Regaining control of the Iron Bridge would transfer the strategic advantage to Iraqi forces. At the moment, Iraq controls two of the pivotal bridges in the area. If captured, Iraqi forces would hold three of the five bridges in Mosul that span the Tigris River. All three bridges have already been damaged by either ISIS militants or air strikes led by the United States.

Mr. al-Ansary’s death was characterized as a “blow” to the ISIS militants after many leaders of the terrorist organization have already retreated from Mosul. The group is now reportedly defending “their shrinking area of control[.]” As of March 14th, Iraqi forces were within 330 feet of the Iron Bridge, and were expected to take over the bridge, and its surrounding area, by the end of the day. A Rapid Response Unit spokesperson stated that recapturing the bridge would “help further tighten the noose around [ISIS] fighters entrenched inside the old city[.]”

Over 600,000 civilians have been trapped in the area held by ISIS. Local residents poured out of western neighborhoods retaken by the government, thankful to be rescued from ISIS’s “grip.” They escaped the violent fighting taking place around their homes, carrying only suitcases, water bottles and “other possessions.” Some were reportedly pushing their children and ill elderly relatives in handcarts and wheelbarrows.

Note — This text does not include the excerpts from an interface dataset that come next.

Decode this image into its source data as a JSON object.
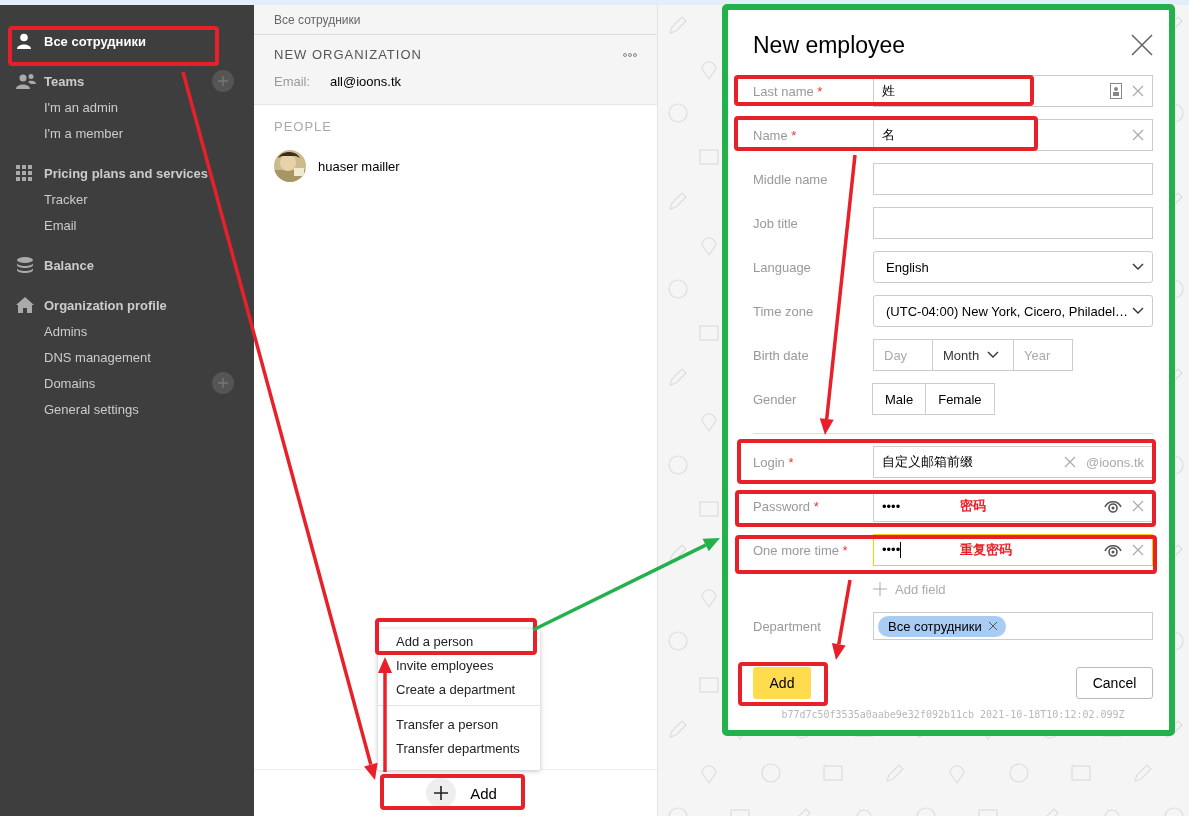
{
  "sidebar": {
    "sections": [
      {
        "label": "Все сотрудники",
        "selected": true,
        "addable": false
      },
      {
        "label": "Teams",
        "selected": false,
        "addable": true,
        "items": [
          {
            "label": "I'm an admin",
            "addable": false
          },
          {
            "label": "I'm a member",
            "addable": false
          }
        ]
      },
      {
        "label": "Pricing plans and services",
        "selected": false,
        "addable": false,
        "items": [
          {
            "label": "Tracker",
            "addable": false
          },
          {
            "label": "Email",
            "addable": false
          }
        ]
      },
      {
        "label": "Balance",
        "selected": false,
        "addable": false
      },
      {
        "label": "Organization profile",
        "selected": false,
        "addable": false,
        "items": [
          {
            "label": "Admins",
            "addable": false
          },
          {
            "label": "DNS management",
            "addable": false
          },
          {
            "label": "Domains",
            "addable": true
          },
          {
            "label": "General settings",
            "addable": false
          }
        ]
      }
    ]
  },
  "breadcrumb": "Все сотрудники",
  "organization": {
    "title": "NEW ORGANIZATION",
    "email_label": "Email:",
    "email": "all@ioons.tk"
  },
  "people": {
    "heading": "PEOPLE",
    "items": [
      {
        "name": "huaser mailler"
      }
    ]
  },
  "add_menu": {
    "groups": [
      [
        {
          "label": "Add a person"
        },
        {
          "label": "Invite employees"
        },
        {
          "label": "Create a department"
        }
      ],
      [
        {
          "label": "Transfer a person"
        },
        {
          "label": "Transfer departments"
        }
      ]
    ]
  },
  "add_button": "Add",
  "dialog": {
    "title": "New employee",
    "fields": [
      {
        "kind": "contact",
        "label": "Last name",
        "mark": "*",
        "value": "姓",
        "clearable": true
      },
      {
        "kind": "text",
        "label": "Name",
        "mark": "*",
        "value": "名",
        "clearable": true
      },
      {
        "kind": "text",
        "label": "Middle name",
        "clearable": false
      },
      {
        "kind": "text",
        "label": "Job title",
        "clearable": false
      },
      {
        "kind": "select",
        "label": "Language",
        "value": "English"
      },
      {
        "kind": "select",
        "label": "Time zone",
        "value": "(UTC-04:00) New York, Cicero, Philadel…"
      },
      {
        "kind": "date",
        "label": "Birth date",
        "day_placeholder": "Day",
        "month": "Month",
        "year_placeholder": "Year"
      },
      {
        "kind": "choice",
        "label": "Gender",
        "options": [
          {
            "label": "Male",
            "selected": false
          },
          {
            "label": "Female",
            "selected": false
          }
        ]
      },
      {
        "kind": "divider"
      },
      {
        "kind": "login",
        "label": "Login",
        "mark": "*",
        "value": "自定义邮箱前缀",
        "suffix": "@ioons.tk",
        "clearable": true
      },
      {
        "kind": "password",
        "label": "Password",
        "mark": "*",
        "value": "••••",
        "focused": false,
        "note": "密码",
        "clearable": true
      },
      {
        "kind": "password",
        "label": "One more time",
        "mark": "*",
        "value": "••••",
        "focused": true,
        "note": "重复密码",
        "clearable": true
      },
      {
        "kind": "add_field",
        "label": "Add field"
      },
      {
        "kind": "tags",
        "label": "Department",
        "tags": [
          {
            "label": "Все сотрудники"
          }
        ]
      }
    ],
    "submit": "Add",
    "cancel": "Cancel",
    "build_info": "b77d7c50f3535a0aabe9e32f092b11cb 2021-10-18T10:12:02.099Z"
  }
}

They were ushered into trucks by soldiers to be taken to processing areas, and reported that food has been “scarce,” while adding that they have mostly been consuming “water mixed with tomatoes.”

For more information, please see:

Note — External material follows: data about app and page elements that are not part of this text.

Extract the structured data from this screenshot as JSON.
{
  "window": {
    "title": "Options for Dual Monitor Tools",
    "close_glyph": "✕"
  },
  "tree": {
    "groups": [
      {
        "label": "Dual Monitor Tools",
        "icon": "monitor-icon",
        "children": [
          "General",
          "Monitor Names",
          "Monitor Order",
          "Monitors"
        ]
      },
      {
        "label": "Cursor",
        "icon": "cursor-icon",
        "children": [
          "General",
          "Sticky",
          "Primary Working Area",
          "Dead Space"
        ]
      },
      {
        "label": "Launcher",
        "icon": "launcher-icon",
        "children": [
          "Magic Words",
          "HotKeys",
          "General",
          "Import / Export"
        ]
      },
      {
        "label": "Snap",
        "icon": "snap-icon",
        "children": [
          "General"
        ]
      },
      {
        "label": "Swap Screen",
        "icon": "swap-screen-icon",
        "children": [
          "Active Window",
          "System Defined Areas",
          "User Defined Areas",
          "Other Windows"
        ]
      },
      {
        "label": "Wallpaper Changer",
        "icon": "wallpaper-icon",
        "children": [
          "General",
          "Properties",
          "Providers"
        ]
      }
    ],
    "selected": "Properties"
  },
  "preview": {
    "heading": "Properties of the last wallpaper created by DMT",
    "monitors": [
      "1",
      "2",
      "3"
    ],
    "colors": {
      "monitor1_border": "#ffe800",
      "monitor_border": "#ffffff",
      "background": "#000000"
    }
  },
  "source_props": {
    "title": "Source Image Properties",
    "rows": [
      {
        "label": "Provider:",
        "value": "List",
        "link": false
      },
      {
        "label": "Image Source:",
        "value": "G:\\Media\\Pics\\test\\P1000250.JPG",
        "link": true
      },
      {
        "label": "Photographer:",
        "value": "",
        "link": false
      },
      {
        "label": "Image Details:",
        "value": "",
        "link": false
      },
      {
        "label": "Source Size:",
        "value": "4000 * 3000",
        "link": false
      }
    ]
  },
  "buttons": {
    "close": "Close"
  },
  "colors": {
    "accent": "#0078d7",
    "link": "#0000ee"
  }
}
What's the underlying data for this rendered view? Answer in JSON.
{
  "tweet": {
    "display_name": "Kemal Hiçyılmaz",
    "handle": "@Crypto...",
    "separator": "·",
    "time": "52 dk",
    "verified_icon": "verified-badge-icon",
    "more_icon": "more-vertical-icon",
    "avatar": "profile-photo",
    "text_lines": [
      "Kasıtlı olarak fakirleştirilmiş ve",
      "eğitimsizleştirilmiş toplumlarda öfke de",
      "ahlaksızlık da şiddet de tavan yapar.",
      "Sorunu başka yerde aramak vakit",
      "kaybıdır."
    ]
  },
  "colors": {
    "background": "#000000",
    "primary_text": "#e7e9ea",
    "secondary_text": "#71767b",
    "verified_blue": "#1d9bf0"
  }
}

International Business Times—End Of ISIS: Islamic State Commander Killed In Iraq As US, Russia And Turkey Compete In Syria—14 March 2017

AlJazeera—Iraqi forces kill ISIL commander in Mosul—14 March 2017

Reuters—IS Mosul commander killed, government forces battle for bridge—14 March 2017